▶ **Exercise prompt**:
Output the full listing below exactly.

▶ **Record set**:
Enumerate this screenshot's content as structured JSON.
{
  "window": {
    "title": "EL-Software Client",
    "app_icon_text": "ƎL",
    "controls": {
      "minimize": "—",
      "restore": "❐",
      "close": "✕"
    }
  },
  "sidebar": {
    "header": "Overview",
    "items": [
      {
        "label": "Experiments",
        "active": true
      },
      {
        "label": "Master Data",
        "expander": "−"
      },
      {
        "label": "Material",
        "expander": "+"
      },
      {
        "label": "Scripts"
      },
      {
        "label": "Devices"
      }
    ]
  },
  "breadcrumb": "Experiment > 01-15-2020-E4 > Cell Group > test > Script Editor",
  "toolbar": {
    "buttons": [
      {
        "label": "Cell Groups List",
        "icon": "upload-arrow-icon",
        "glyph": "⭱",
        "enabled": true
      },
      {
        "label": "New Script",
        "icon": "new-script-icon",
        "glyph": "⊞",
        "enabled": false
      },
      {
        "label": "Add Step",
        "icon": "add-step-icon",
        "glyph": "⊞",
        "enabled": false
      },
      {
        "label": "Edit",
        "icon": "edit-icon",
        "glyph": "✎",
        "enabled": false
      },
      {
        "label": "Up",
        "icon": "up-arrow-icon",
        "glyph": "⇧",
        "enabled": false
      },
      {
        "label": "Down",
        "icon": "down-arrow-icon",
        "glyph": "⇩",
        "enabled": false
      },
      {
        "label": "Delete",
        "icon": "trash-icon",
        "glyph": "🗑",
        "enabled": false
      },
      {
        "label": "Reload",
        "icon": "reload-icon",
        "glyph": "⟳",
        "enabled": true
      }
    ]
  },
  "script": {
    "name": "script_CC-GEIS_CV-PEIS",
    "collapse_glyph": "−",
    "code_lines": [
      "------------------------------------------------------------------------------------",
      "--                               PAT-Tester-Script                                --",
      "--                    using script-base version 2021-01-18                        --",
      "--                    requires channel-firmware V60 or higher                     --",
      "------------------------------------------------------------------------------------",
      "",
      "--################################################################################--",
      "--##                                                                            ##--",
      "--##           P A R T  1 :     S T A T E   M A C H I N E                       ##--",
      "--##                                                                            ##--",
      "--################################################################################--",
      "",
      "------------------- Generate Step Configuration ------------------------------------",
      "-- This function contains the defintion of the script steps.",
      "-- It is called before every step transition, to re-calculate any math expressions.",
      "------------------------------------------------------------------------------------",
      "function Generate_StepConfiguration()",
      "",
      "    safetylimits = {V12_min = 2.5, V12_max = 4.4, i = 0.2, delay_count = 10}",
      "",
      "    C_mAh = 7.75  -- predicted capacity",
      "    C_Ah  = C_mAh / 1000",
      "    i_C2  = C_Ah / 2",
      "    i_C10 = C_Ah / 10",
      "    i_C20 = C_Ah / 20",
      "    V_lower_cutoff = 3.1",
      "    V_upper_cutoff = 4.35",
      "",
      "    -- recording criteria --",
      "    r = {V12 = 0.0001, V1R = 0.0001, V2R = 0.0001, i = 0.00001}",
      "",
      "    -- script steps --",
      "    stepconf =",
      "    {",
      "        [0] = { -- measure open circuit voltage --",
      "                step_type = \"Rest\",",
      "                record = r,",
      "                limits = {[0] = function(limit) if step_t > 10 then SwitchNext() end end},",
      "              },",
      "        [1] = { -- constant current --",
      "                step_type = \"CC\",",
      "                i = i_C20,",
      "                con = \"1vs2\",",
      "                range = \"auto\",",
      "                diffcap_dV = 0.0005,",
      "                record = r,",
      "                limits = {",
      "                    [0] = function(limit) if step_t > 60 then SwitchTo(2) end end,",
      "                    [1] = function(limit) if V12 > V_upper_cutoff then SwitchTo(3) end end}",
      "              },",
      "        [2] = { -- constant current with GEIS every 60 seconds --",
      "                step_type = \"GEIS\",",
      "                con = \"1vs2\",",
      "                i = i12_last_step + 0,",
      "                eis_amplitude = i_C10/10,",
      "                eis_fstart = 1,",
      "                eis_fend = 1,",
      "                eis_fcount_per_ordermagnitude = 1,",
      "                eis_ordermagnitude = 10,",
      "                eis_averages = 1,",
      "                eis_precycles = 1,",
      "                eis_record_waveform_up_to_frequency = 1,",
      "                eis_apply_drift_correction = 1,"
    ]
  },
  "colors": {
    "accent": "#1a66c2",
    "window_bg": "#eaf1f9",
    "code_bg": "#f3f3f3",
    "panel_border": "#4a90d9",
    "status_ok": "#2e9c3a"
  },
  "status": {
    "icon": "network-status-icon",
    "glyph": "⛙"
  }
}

▶ **Response area**:
Enumerate this screenshot's content as structured JSON.
{
  "window": {
    "title": "EL-Software Client",
    "app_icon_text": "ƎL",
    "controls": {
      "minimize": "—",
      "restore": "❐",
      "close": "✕"
    }
  },
  "sidebar": {
    "header": "Overview",
    "items": [
      {
        "label": "Experiments",
        "active": true
      },
      {
        "label": "Master Data",
        "expander": "−"
      },
      {
        "label": "Material",
        "expander": "+"
      },
      {
        "label": "Scripts"
      },
      {
        "label": "Devices"
      }
    ]
  },
  "breadcrumb": "Experiment > 01-15-2020-E4 > Cell Group > test > Script Editor",
  "toolbar": {
    "buttons": [
      {
        "label": "Cell Groups List",
        "icon": "upload-arrow-icon",
        "glyph": "⭱",
        "enabled": true
      },
      {
        "label": "New Script",
        "icon": "new-script-icon",
        "glyph": "⊞",
        "enabled": false
      },
      {
        "label": "Add Step",
        "icon": "add-step-icon",
        "glyph": "⊞",
        "enabled": false
      },
      {
        "label": "Edit",
        "icon": "edit-icon",
        "glyph": "✎",
        "enabled": false
      },
      {
        "label": "Up",
        "icon": "up-arrow-icon",
        "glyph": "⇧",
        "enabled": false
      },
      {
        "label": "Down",
        "icon": "down-arrow-icon",
        "glyph": "⇩",
        "enabled": false
      },
      {
        "label": "Delete",
        "icon": "trash-icon",
        "glyph": "🗑",
        "enabled": false
      },
      {
        "label": "Reload",
        "icon": "reload-icon",
        "glyph": "⟳",
        "enabled": true
      }
    ]
  },
  "script": {
    "name": "script_CC-GEIS_CV-PEIS",
    "collapse_glyph": "−",
    "code_lines": [
      "------------------------------------------------------------------------------------",
      "--                               PAT-Tester-Script                                --",
      "--                    using script-base version 2021-01-18                        --",
      "--                    requires channel-firmware V60 or higher                     --",
      "------------------------------------------------------------------------------------",
      "",
      "--################################################################################--",
      "--##                                                                            ##--",
      "--##           P A R T  1 :     S T A T E   M A C H I N E                       ##--",
      "--##                                                                            ##--",
      "--################################################################################--",
      "",
      "------------------- Generate Step Configuration ------------------------------------",
      "-- This function contains the defintion of the script steps.",
      "-- It is called before every step transition, to re-calculate any math expressions.",
      "------------------------------------------------------------------------------------",
      "function Generate_StepConfiguration()",
      "",
      "    safetylimits = {V12_min = 2.5, V12_max = 4.4, i = 0.2, delay_count = 10}",
      "",
      "    C_mAh = 7.75  -- predicted capacity",
      "    C_Ah  = C_mAh / 1000",
      "    i_C2  = C_Ah / 2",
      "    i_C10 = C_Ah / 10",
      "    i_C20 = C_Ah / 20",
      "    V_lower_cutoff = 3.1",
      "    V_upper_cutoff = 4.35",
      "",
      "    -- recording criteria --",
      "    r = {V12 = 0.0001, V1R = 0.0001, V2R = 0.0001, i = 0.00001}",
      "",
      "    -- script steps --",
      "    stepconf =",
      "    {",
      "        [0] = { -- measure open circuit voltage --",
      "                step_type = \"Rest\",",
      "                record = r,",
      "                limits = {[0] = function(limit) if step_t > 10 then SwitchNext() end end},",
      "              },",
      "        [1] = { -- constant current --",
      "                step_type = \"CC\",",
      "                i = i_C20,",
      "                con = \"1vs2\",",
      "                range = \"auto\",",
      "                diffcap_dV = 0.0005,",
      "                record = r,",
      "                limits = {",
      "                    [0] = function(limit) if step_t > 60 then SwitchTo(2) end end,",
      "                    [1] = function(limit) if V12 > V_upper_cutoff then SwitchTo(3) end end}",
      "              },",
      "        [2] = { -- constant current with GEIS every 60 seconds --",
      "                step_type = \"GEIS\",",
      "                con = \"1vs2\",",
      "                i = i12_last_step + 0,",
      "                eis_amplitude = i_C10/10,",
      "                eis_fstart = 1,",
      "                eis_fend = 1,",
      "                eis_fcount_per_ordermagnitude = 1,",
      "                eis_ordermagnitude = 10,",
      "                eis_averages = 1,",
      "                eis_precycles = 1,",
      "                eis_record_waveform_up_to_frequency = 1,",
      "                eis_apply_drift_correction = 1,"
    ]
  },
  "colors": {
    "accent": "#1a66c2",
    "window_bg": "#eaf1f9",
    "code_bg": "#f3f3f3",
    "panel_border": "#4a90d9",
    "status_ok": "#2e9c3a"
  },
  "status": {
    "icon": "network-status-icon",
    "glyph": "⛙"
  }
}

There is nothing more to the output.